Speaking of musical theater, The New York Musical Theatre Festival (September 17-October 7) continues to attract a large number of high-profile names. Among them are Lea DeLaria, who appears in Roller Derby, Brad Oscar, Liz Larsen, and Lynne Wintersteller in Such Good Friends, Kate Shindle and Megan Lawrence in Sympathy Jones, Nancy Anderson and Christiane Noll in The Piper, and Stephanie D'Abruzzo in Austentatious.
On the Off-Broadway front, Roberta Maxwell stars in The Shape of Metal (September 8-30), about a world-renowned sculptor who must come to terms with the disappearance of her eldest daughter, at 59E59 Theaters. Also in that three-stage complex is Jane Martin's Flags (September 12-30), which uses the structure of a Greek tragedy to explore how the grief of a single American family must inevitably ripple through us all. Playwright Marie Jones and director Ian McElhinney, who were Tony and Olivier Award nominees for Stones in Their Pockets, reunite for the world premiere of Rock Doves (Irish Arts Center, September 6-October 28), while Irish Rep presents Sive, John B. Keene's folk-drama set in the south-west of Ireland (September 20-November 11.)
Elsewhere around town, Danny Hoch writes and directs Till the Break of Dawn (September 4-October 21), a new hip-hop play presented by The Culture Project at Henry Street Settlement. Adam Rapp presents his latest work, American Sligo (Rattlestick Playwrights Theatre, September 12-October 14), about an all-star wrestling legend who is about to retire. Master puppeteer Basil Twist brings Dogugaeshi (September 12-22) back to Japan Society, which originally commissioned the piece, inspired by Japanese puppet theater traditions. Also making a return is Paul Alexander's Edge (ArcLight Theatre September 4-October 6), a one-woman show about Sylvia Plath starring the remarkable Angelica Torn.

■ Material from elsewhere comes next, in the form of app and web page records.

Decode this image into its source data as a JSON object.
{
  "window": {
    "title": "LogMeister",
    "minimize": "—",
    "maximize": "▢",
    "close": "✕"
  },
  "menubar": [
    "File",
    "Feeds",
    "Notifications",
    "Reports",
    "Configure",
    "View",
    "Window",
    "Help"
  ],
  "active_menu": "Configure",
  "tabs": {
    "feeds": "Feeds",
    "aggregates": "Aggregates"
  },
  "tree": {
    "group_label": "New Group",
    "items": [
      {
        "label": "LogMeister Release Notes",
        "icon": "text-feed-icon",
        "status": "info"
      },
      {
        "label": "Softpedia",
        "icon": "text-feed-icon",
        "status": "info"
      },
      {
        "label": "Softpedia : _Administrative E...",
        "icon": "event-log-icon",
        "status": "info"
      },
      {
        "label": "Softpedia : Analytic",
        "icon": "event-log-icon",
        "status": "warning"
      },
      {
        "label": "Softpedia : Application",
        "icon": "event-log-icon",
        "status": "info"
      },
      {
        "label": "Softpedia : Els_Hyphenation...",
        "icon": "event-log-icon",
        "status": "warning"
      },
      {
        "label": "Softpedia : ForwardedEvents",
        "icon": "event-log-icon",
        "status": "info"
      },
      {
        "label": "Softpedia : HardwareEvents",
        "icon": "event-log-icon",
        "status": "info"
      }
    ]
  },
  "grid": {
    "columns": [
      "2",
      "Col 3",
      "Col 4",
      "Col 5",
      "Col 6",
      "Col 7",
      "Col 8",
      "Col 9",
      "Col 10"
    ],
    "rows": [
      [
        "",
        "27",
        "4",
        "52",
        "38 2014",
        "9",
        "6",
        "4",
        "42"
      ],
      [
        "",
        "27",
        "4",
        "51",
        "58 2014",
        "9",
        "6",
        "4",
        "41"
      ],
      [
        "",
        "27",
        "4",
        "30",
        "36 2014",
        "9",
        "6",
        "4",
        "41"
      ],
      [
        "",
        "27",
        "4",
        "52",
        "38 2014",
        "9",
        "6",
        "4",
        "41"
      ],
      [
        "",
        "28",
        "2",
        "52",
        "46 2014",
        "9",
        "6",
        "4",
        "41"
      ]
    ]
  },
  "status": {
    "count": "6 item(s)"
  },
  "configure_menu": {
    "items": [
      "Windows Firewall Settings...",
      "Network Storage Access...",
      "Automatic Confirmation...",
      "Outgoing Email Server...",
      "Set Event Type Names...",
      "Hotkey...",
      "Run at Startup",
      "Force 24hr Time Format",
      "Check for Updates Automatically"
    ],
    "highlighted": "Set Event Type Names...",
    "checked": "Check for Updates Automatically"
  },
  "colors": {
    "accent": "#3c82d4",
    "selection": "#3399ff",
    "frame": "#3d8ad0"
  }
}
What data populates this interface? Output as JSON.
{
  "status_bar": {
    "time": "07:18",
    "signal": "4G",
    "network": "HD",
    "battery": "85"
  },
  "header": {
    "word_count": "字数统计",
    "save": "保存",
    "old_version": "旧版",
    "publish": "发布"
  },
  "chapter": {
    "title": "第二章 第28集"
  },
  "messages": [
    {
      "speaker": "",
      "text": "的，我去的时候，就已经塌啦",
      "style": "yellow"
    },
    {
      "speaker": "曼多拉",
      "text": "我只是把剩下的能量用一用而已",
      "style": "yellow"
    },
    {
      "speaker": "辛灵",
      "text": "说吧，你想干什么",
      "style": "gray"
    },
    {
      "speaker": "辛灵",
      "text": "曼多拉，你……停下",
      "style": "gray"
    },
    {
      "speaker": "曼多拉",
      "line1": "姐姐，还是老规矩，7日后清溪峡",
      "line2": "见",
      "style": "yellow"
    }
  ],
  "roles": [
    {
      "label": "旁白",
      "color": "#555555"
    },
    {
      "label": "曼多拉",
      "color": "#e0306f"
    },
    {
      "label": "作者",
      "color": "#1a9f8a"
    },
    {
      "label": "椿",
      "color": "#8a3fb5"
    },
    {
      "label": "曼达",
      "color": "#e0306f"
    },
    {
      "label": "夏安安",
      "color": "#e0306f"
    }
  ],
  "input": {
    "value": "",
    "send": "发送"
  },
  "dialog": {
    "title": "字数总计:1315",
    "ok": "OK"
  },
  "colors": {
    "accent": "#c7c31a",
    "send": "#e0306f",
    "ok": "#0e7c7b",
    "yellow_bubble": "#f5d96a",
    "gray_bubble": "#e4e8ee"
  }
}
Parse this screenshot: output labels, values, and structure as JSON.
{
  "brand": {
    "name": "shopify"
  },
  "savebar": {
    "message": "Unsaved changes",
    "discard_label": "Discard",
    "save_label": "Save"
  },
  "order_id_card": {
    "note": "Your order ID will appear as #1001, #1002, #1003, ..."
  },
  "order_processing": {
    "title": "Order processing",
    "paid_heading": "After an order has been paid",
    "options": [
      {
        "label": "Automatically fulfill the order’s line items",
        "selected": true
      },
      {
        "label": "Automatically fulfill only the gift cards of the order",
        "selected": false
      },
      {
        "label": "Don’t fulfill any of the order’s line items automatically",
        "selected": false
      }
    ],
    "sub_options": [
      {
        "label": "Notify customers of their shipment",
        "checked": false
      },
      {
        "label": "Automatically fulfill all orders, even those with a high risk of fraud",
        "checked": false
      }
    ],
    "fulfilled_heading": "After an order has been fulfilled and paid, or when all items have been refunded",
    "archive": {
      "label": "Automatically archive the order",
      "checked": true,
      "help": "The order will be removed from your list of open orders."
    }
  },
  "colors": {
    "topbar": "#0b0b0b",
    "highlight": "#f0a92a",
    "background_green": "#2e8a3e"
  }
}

Two more great actors, David Greenspan and Marin Ireland, will appear in Kate Moira Ryan and Linda S. Chapman's The Beebo Brinker Chronicles (September 27-October 20), adapted from the groundbreaking 1950s lesbian pulp novels by Ann Bannon. The Mint Theater Company presents The Power of Darkness (September 6-October 28), Leo Tolstoy's cautionary tale about the consequences of pursuing personal gain while disregarding morality. The Keen Company revives A.R. Gurney's masterpiece of 20th Century family life The Dining Room (Clurman Theatre, September 11-October 14), and New York Theatre Workshop offers director Ivo Van Hove's re-interpretation of Moliere's The Misanthrope (September 14-November 11).
The National Asian American Theatre Company presents the New York premiere of Jorge Ignacio Cortinas' Blind Mouth Singing (September 14-October 6), about a family thrown into turmoil when the oldest son switches places with his best friend, who lives at the bottom of a well. Another Asian American company, Ma-Yi Theatre, will present Loyd Suh's The Children of Vonderly (East 13th Street Theater, September 22-October 21), about an unconventional multi-ethnic family of adopted and disabled children led by a headstrong Jewish matriarch.
There are also several unusual theatrical experiences on view this month. The hilarious Margaret Cho presents some of the country's most renowned burlesque performers in her new variety show, The Sensuous Woman (Zipper Factory, September 26-October 20). The nonverbal Korean extravaganza, Jump -- featuring slapstick comedy, acrobatics and martial arts -- comes to the Union Square Theater (beginning September 25). Finally, Confluence Theatre Company presents the environmentally friendly The (re)Cycle Plays (Socrates Sculpture Park, September 15), which will address ecological issues on stages that utilize reusable, recycled, and sustainable materials.
Don't show this again.